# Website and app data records

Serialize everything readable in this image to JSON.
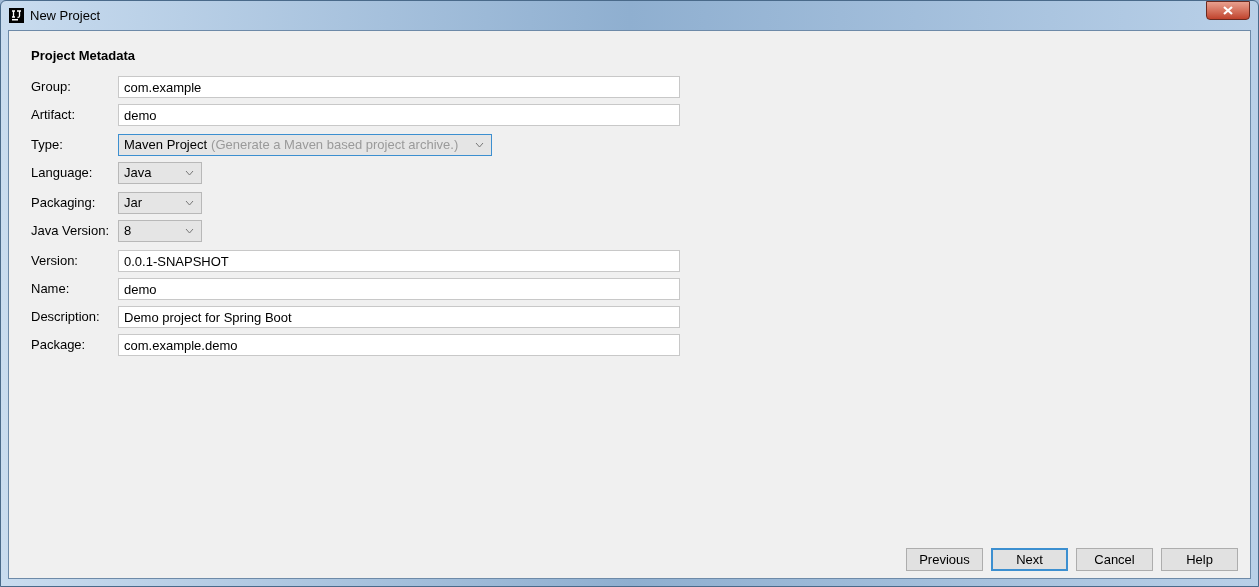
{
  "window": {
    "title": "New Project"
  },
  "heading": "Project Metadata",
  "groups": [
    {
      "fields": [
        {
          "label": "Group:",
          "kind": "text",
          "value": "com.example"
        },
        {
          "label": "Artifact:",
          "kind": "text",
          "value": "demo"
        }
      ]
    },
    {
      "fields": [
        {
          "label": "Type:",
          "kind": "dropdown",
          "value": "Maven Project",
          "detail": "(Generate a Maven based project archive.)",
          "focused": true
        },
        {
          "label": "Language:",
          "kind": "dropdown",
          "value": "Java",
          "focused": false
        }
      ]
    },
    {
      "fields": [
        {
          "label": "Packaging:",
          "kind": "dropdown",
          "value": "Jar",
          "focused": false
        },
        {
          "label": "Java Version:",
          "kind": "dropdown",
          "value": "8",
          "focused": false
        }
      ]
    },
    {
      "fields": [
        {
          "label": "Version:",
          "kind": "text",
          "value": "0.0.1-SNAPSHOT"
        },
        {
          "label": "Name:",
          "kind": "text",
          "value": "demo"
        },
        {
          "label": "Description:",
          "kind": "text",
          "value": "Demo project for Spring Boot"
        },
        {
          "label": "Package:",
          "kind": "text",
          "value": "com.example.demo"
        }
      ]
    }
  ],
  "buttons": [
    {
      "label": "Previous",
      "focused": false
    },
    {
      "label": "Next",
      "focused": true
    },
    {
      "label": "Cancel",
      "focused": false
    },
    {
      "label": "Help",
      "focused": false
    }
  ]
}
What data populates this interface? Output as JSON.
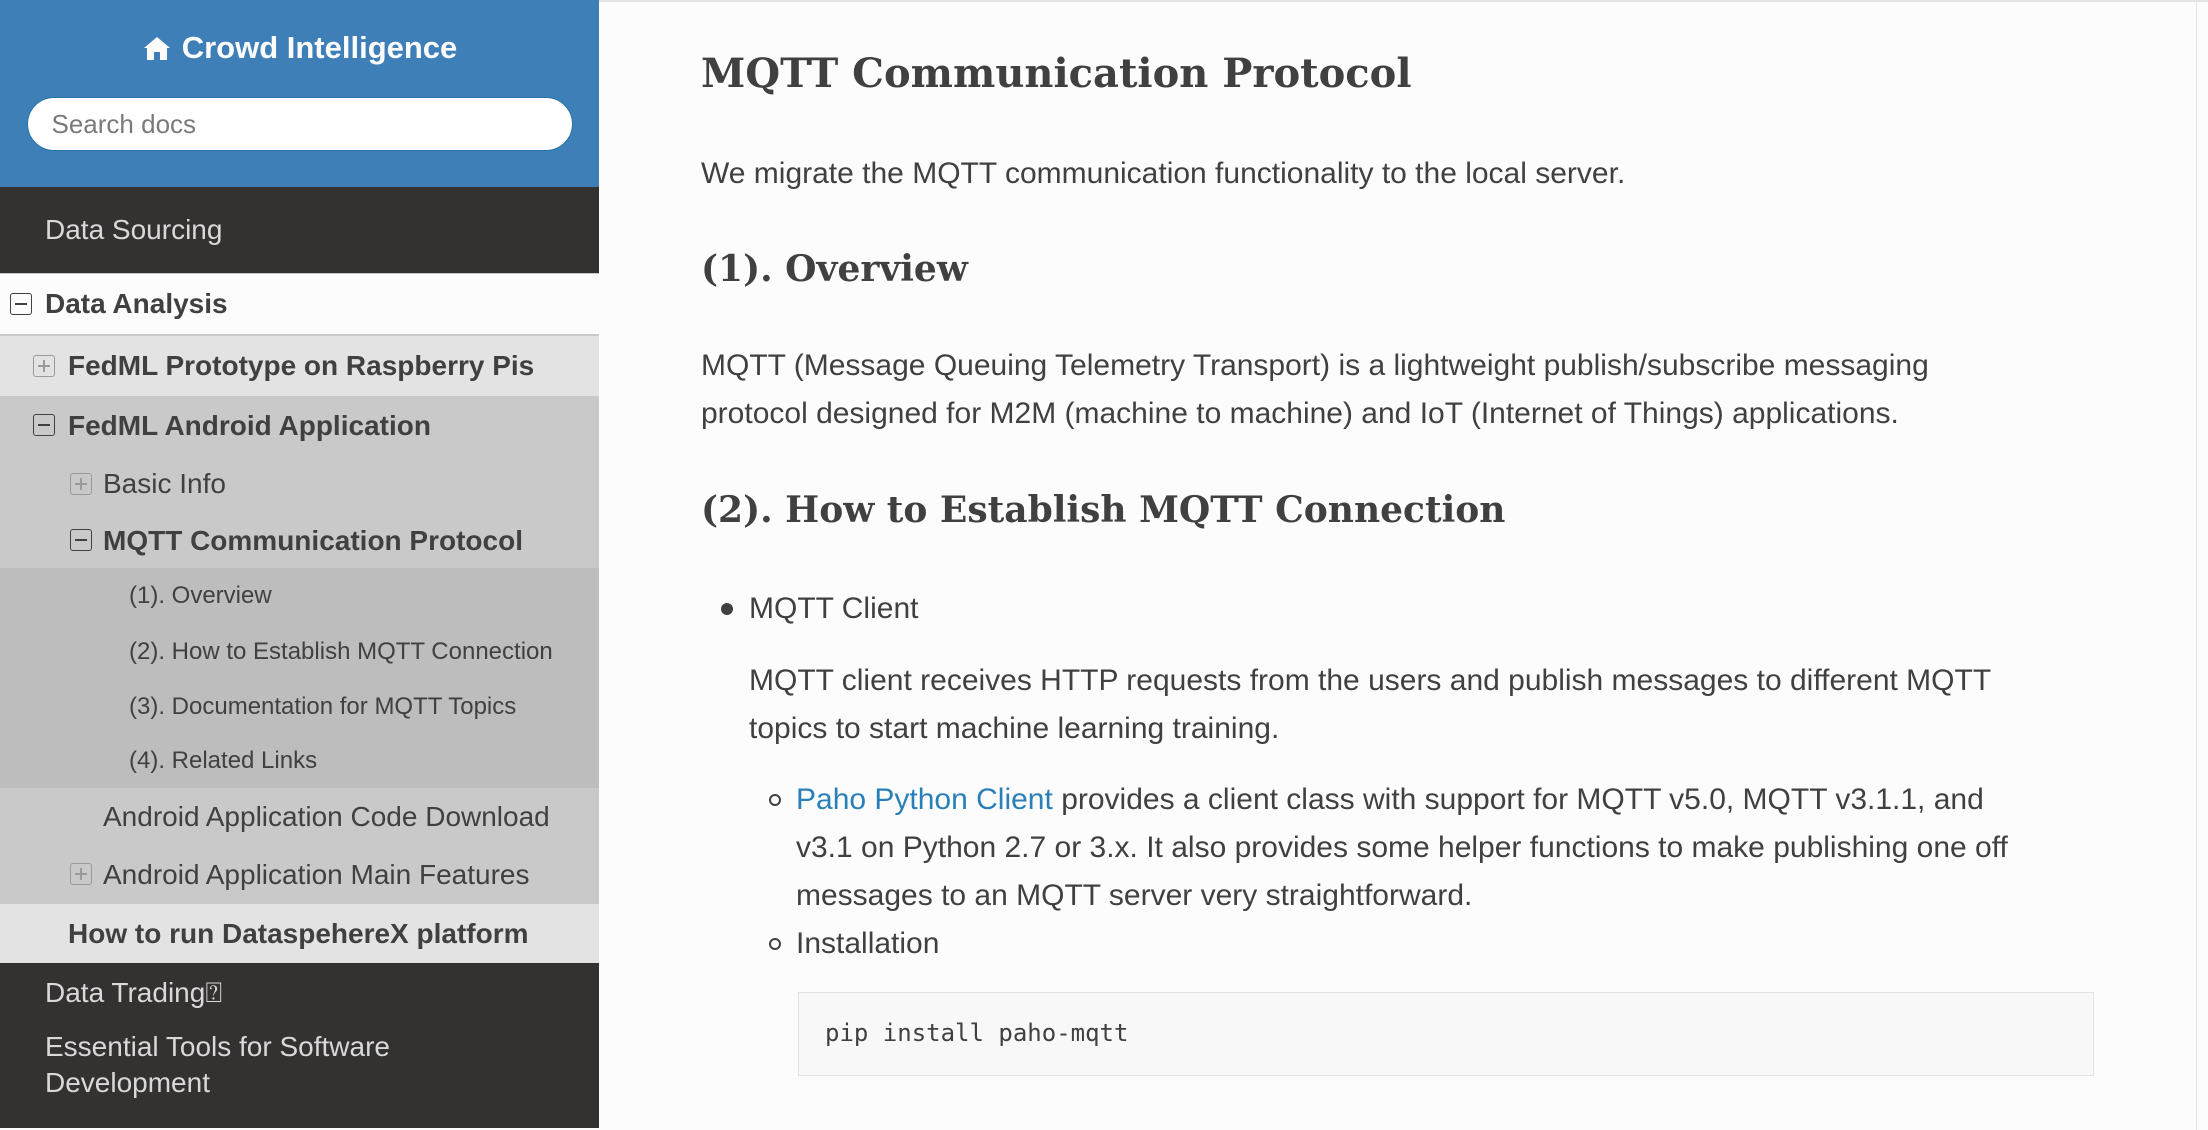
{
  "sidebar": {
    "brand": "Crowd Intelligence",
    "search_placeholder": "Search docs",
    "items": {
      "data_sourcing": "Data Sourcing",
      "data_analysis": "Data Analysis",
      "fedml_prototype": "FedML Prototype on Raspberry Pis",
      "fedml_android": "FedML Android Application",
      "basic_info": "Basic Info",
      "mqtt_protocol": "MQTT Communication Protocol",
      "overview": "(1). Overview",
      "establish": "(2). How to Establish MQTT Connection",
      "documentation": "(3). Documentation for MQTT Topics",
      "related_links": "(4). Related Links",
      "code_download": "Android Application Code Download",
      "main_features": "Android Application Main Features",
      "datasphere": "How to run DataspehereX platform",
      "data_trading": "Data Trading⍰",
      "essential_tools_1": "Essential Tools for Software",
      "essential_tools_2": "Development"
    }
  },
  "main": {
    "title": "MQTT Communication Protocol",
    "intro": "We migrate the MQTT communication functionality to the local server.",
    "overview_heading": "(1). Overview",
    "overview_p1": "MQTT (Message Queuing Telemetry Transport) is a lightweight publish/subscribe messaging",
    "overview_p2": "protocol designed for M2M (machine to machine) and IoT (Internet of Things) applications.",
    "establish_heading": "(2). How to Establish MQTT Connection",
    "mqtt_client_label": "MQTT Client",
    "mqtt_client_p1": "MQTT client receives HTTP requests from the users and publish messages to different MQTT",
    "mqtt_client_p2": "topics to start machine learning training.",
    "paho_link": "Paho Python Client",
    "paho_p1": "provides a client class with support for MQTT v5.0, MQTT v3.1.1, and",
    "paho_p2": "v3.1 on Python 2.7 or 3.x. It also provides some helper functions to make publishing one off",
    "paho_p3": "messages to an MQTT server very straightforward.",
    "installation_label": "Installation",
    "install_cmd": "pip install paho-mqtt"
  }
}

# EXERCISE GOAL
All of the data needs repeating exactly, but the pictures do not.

# ANSWER BOX
Serialize everything readable in this image to JSON.
{
  "window": {
    "title": "New Project"
  },
  "heading": "Project Metadata",
  "groups": [
    {
      "fields": [
        {
          "label": "Group:",
          "kind": "text",
          "value": "com.example"
        },
        {
          "label": "Artifact:",
          "kind": "text",
          "value": "demo"
        }
      ]
    },
    {
      "fields": [
        {
          "label": "Type:",
          "kind": "dropdown",
          "value": "Maven Project",
          "detail": "(Generate a Maven based project archive.)",
          "focused": true
        },
        {
          "label": "Language:",
          "kind": "dropdown",
          "value": "Java",
          "focused": false
        }
      ]
    },
    {
      "fields": [
        {
          "label": "Packaging:",
          "kind": "dropdown",
          "value": "Jar",
          "focused": false
        },
        {
          "label": "Java Version:",
          "kind": "dropdown",
          "value": "8",
          "focused": false
        }
      ]
    },
    {
      "fields": [
        {
          "label": "Version:",
          "kind": "text",
          "value": "0.0.1-SNAPSHOT"
        },
        {
          "label": "Name:",
          "kind": "text",
          "value": "demo"
        },
        {
          "label": "Description:",
          "kind": "text",
          "value": "Demo project for Spring Boot"
        },
        {
          "label": "Package:",
          "kind": "text",
          "value": "com.example.demo"
        }
      ]
    }
  ],
  "buttons": [
    {
      "label": "Previous",
      "focused": false
    },
    {
      "label": "Next",
      "focused": true
    },
    {
      "label": "Cancel",
      "focused": false
    },
    {
      "label": "Help",
      "focused": false
    }
  ]
}
What data populates this interface? Output as JSON.
{
  "sidebar": {
    "brand": "Crowd Intelligence",
    "search_placeholder": "Search docs",
    "items": {
      "data_sourcing": "Data Sourcing",
      "data_analysis": "Data Analysis",
      "fedml_prototype": "FedML Prototype on Raspberry Pis",
      "fedml_android": "FedML Android Application",
      "basic_info": "Basic Info",
      "mqtt_protocol": "MQTT Communication Protocol",
      "overview": "(1). Overview",
      "establish": "(2). How to Establish MQTT Connection",
      "documentation": "(3). Documentation for MQTT Topics",
      "related_links": "(4). Related Links",
      "code_download": "Android Application Code Download",
      "main_features": "Android Application Main Features",
      "datasphere": "How to run DataspehereX platform",
      "data_trading": "Data Trading⍰",
      "essential_tools_1": "Essential Tools for Software",
      "essential_tools_2": "Development"
    }
  },
  "main": {
    "title": "MQTT Communication Protocol",
    "intro": "We migrate the MQTT communication functionality to the local server.",
    "overview_heading": "(1). Overview",
    "overview_p1": "MQTT (Message Queuing Telemetry Transport) is a lightweight publish/subscribe messaging",
    "overview_p2": "protocol designed for M2M (machine to machine) and IoT (Internet of Things) applications.",
    "establish_heading": "(2). How to Establish MQTT Connection",
    "mqtt_client_label": "MQTT Client",
    "mqtt_client_p1": "MQTT client receives HTTP requests from the users and publish messages to different MQTT",
    "mqtt_client_p2": "topics to start machine learning training.",
    "paho_link": "Paho Python Client",
    "paho_p1": "provides a client class with support for MQTT v5.0, MQTT v3.1.1, and",
    "paho_p2": "v3.1 on Python 2.7 or 3.x. It also provides some helper functions to make publishing one off",
    "paho_p3": "messages to an MQTT server very straightforward.",
    "installation_label": "Installation",
    "install_cmd": "pip install paho-mqtt"
  }
}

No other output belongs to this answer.